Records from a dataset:
------------------------------------------------------------
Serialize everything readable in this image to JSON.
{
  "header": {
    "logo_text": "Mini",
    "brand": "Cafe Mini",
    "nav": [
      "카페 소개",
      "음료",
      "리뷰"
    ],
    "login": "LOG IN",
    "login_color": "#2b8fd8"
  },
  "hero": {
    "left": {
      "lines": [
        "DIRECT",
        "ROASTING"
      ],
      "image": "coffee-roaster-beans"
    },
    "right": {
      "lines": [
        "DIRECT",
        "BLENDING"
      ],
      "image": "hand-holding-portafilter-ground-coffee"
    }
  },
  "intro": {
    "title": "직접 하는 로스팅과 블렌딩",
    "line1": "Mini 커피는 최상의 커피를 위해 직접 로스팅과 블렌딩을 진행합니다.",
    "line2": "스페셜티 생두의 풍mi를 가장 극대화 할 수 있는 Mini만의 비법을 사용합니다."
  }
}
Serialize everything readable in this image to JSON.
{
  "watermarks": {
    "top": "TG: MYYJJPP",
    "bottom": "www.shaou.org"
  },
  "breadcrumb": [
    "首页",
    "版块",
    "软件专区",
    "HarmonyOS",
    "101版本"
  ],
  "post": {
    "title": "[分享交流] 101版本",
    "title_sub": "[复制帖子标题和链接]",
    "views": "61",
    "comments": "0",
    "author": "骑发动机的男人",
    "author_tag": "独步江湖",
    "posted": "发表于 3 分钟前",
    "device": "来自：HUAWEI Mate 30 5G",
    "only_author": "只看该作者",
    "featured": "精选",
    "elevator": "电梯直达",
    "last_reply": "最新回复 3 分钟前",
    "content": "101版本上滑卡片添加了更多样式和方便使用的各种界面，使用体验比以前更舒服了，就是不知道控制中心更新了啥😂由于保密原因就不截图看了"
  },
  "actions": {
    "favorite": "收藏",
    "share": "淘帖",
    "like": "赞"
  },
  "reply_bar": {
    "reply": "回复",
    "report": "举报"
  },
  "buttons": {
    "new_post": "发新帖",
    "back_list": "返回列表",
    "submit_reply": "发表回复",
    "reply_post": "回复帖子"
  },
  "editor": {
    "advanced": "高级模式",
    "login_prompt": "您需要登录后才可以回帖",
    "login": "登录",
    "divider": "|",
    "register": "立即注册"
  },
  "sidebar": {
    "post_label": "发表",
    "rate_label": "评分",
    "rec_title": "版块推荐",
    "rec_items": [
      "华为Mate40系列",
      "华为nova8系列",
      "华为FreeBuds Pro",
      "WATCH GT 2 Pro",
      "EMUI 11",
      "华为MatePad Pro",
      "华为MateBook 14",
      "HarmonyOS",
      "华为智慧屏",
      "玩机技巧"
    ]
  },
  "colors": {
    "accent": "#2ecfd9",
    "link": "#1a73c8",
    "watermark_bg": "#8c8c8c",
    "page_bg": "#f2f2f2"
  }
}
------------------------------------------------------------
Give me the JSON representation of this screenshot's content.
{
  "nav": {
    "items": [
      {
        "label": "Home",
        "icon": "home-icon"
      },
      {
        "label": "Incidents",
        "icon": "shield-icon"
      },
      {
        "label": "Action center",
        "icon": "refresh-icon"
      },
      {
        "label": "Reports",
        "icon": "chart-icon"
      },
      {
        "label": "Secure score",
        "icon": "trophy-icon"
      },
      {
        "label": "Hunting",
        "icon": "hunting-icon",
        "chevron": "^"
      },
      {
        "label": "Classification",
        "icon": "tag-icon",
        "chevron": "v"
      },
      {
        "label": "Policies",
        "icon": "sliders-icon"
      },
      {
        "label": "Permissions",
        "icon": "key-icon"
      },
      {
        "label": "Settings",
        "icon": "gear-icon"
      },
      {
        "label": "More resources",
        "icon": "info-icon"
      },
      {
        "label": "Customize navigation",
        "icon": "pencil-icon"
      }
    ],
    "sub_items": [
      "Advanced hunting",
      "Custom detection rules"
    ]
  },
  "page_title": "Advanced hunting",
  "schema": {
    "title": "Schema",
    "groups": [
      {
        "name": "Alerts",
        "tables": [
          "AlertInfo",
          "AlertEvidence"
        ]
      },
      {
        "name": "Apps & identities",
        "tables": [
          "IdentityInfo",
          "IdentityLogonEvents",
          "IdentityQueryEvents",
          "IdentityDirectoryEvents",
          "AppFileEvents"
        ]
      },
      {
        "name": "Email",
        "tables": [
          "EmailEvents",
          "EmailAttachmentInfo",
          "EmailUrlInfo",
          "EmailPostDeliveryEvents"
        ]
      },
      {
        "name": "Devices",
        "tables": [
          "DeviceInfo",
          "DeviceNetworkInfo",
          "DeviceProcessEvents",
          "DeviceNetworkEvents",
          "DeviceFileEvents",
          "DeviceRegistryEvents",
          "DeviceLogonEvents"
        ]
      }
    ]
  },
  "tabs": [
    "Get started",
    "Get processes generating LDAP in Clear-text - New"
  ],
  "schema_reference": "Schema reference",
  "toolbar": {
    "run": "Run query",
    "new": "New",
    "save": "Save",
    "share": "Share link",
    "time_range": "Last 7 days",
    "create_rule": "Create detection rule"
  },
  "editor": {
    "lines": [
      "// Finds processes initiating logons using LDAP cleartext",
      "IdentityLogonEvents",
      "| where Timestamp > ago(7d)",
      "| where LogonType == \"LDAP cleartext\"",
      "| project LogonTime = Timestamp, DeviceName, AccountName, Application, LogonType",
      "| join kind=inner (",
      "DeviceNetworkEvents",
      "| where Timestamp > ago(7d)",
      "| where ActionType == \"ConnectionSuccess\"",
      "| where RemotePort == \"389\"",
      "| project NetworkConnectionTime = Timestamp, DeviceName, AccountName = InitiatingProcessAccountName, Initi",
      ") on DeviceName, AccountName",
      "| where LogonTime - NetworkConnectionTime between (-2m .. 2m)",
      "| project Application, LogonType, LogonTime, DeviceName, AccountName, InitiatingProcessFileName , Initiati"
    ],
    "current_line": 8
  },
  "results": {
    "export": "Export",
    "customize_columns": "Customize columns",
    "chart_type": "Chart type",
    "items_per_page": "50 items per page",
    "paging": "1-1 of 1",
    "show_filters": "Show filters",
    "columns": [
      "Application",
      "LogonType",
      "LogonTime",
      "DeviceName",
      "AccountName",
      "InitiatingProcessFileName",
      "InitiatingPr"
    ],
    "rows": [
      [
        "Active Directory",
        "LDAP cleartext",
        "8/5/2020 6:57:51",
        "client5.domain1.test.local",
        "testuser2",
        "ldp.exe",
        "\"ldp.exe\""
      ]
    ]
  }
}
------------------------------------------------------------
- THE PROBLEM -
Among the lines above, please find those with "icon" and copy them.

- EXERCISE ANSWER -
        "icon": "home-icon"
        "icon": "shield-icon"
        "icon": "refresh-icon"
        "icon": "chart-icon"
        "icon": "trophy-icon"
        "icon": "hunting-icon",
        "icon": "tag-icon",
        "icon": "sliders-icon"
        "icon": "key-icon"
        "icon": "gear-icon"
        "icon": "info-icon"
        "icon": "pencil-icon"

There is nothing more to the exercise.